** Opening Records supplied block **
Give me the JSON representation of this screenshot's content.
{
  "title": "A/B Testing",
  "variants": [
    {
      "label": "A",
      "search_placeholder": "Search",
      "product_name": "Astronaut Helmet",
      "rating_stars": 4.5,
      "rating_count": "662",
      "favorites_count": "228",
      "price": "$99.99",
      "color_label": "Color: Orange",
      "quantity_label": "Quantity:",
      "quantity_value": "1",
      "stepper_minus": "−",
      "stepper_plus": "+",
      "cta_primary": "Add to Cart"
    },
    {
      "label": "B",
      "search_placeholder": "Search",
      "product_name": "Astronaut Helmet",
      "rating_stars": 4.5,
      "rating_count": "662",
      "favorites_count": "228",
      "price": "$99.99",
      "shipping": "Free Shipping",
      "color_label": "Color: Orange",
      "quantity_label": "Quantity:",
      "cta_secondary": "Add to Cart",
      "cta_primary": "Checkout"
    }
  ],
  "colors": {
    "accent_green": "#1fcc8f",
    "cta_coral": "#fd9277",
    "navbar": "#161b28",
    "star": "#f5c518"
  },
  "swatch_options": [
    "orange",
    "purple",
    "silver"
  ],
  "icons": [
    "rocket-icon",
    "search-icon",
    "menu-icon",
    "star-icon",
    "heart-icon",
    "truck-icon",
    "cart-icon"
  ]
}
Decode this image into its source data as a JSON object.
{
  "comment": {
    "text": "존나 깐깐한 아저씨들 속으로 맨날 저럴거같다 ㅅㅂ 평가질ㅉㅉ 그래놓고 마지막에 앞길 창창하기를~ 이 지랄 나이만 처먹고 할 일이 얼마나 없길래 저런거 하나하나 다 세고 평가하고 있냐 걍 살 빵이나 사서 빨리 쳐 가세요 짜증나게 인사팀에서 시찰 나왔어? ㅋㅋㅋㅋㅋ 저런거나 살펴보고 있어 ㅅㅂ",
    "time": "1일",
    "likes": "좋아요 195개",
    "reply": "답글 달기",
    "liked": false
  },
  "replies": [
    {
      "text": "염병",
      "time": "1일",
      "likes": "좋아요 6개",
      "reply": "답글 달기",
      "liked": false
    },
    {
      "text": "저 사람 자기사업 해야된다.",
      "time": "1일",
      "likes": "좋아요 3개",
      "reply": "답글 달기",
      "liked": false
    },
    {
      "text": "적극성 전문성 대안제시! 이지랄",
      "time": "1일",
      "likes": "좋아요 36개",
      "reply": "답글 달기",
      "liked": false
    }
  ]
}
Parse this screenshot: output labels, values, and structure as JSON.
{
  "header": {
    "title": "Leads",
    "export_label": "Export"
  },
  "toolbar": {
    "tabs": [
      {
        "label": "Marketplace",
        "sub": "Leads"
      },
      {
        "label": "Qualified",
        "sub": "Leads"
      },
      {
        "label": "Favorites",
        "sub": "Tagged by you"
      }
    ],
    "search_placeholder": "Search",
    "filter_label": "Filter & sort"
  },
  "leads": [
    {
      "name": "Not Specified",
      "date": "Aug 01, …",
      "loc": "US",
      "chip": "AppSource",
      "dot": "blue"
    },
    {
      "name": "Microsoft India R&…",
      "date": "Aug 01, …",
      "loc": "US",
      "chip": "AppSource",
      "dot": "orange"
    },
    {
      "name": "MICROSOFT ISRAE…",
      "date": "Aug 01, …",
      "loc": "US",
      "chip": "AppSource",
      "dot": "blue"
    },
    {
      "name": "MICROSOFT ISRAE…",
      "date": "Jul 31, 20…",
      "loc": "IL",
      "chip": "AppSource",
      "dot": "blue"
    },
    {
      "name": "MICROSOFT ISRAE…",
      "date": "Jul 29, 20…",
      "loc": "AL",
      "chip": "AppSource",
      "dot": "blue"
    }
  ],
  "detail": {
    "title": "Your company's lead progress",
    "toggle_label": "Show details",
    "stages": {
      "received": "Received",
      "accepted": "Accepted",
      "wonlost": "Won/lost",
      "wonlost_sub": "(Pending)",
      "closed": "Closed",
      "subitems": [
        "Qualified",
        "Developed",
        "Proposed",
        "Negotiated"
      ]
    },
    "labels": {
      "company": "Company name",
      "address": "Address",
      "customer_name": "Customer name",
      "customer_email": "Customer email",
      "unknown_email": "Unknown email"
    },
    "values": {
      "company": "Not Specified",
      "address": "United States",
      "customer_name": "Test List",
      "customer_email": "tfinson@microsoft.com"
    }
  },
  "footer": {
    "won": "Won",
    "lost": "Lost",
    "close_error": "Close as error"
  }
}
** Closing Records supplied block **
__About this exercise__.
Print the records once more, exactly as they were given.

__Answer__.
Give me the JSON representation of this screenshot's content.
{
  "title": "A/B Testing",
  "variants": [
    {
      "label": "A",
      "search_placeholder": "Search",
      "product_name": "Astronaut Helmet",
      "rating_stars": 4.5,
      "rating_count": "662",
      "favorites_count": "228",
      "price": "$99.99",
      "color_label": "Color: Orange",
      "quantity_label": "Quantity:",
      "quantity_value": "1",
      "stepper_minus": "−",
      "stepper_plus": "+",
      "cta_primary": "Add to Cart"
    },
    {
      "label": "B",
      "search_placeholder": "Search",
      "product_name": "Astronaut Helmet",
      "rating_stars": 4.5,
      "rating_count": "662",
      "favorites_count": "228",
      "price": "$99.99",
      "shipping": "Free Shipping",
      "color_label": "Color: Orange",
      "quantity_label": "Quantity:",
      "cta_secondary": "Add to Cart",
      "cta_primary": "Checkout"
    }
  ],
  "colors": {
    "accent_green": "#1fcc8f",
    "cta_coral": "#fd9277",
    "navbar": "#161b28",
    "star": "#f5c518"
  },
  "swatch_options": [
    "orange",
    "purple",
    "silver"
  ],
  "icons": [
    "rocket-icon",
    "search-icon",
    "menu-icon",
    "star-icon",
    "heart-icon",
    "truck-icon",
    "cart-icon"
  ]
}
Decode this image into its source data as a JSON object.
{
  "comment": {
    "text": "존나 깐깐한 아저씨들 속으로 맨날 저럴거같다 ㅅㅂ 평가질ㅉㅉ 그래놓고 마지막에 앞길 창창하기를~ 이 지랄 나이만 처먹고 할 일이 얼마나 없길래 저런거 하나하나 다 세고 평가하고 있냐 걍 살 빵이나 사서 빨리 쳐 가세요 짜증나게 인사팀에서 시찰 나왔어? ㅋㅋㅋㅋㅋ 저런거나 살펴보고 있어 ㅅㅂ",
    "time": "1일",
    "likes": "좋아요 195개",
    "reply": "답글 달기",
    "liked": false
  },
  "replies": [
    {
      "text": "염병",
      "time": "1일",
      "likes": "좋아요 6개",
      "reply": "답글 달기",
      "liked": false
    },
    {
      "text": "저 사람 자기사업 해야된다.",
      "time": "1일",
      "likes": "좋아요 3개",
      "reply": "답글 달기",
      "liked": false
    },
    {
      "text": "적극성 전문성 대안제시! 이지랄",
      "time": "1일",
      "likes": "좋아요 36개",
      "reply": "답글 달기",
      "liked": false
    }
  ]
}
Parse this screenshot: output labels, values, and structure as JSON.
{
  "header": {
    "title": "Leads",
    "export_label": "Export"
  },
  "toolbar": {
    "tabs": [
      {
        "label": "Marketplace",
        "sub": "Leads"
      },
      {
        "label": "Qualified",
        "sub": "Leads"
      },
      {
        "label": "Favorites",
        "sub": "Tagged by you"
      }
    ],
    "search_placeholder": "Search",
    "filter_label": "Filter & sort"
  },
  "leads": [
    {
      "name": "Not Specified",
      "date": "Aug 01, …",
      "loc": "US",
      "chip": "AppSource",
      "dot": "blue"
    },
    {
      "name": "Microsoft India R&…",
      "date": "Aug 01, …",
      "loc": "US",
      "chip": "AppSource",
      "dot": "orange"
    },
    {
      "name": "MICROSOFT ISRAE…",
      "date": "Aug 01, …",
      "loc": "US",
      "chip": "AppSource",
      "dot": "blue"
    },
    {
      "name": "MICROSOFT ISRAE…",
      "date": "Jul 31, 20…",
      "loc": "IL",
      "chip": "AppSource",
      "dot": "blue"
    },
    {
      "name": "MICROSOFT ISRAE…",
      "date": "Jul 29, 20…",
      "loc": "AL",
      "chip": "AppSource",
      "dot": "blue"
    }
  ],
  "detail": {
    "title": "Your company's lead progress",
    "toggle_label": "Show details",
    "stages": {
      "received": "Received",
      "accepted": "Accepted",
      "wonlost": "Won/lost",
      "wonlost_sub": "(Pending)",
      "closed": "Closed",
      "subitems": [
        "Qualified",
        "Developed",
        "Proposed",
        "Negotiated"
      ]
    },
    "labels": {
      "company": "Company name",
      "address": "Address",
      "customer_name": "Customer name",
      "customer_email": "Customer email",
      "unknown_email": "Unknown email"
    },
    "values": {
      "company": "Not Specified",
      "address": "United States",
      "customer_name": "Test List",
      "customer_email": "tfinson@microsoft.com"
    }
  },
  "footer": {
    "won": "Won",
    "lost": "Lost",
    "close_error": "Close as error"
  }
}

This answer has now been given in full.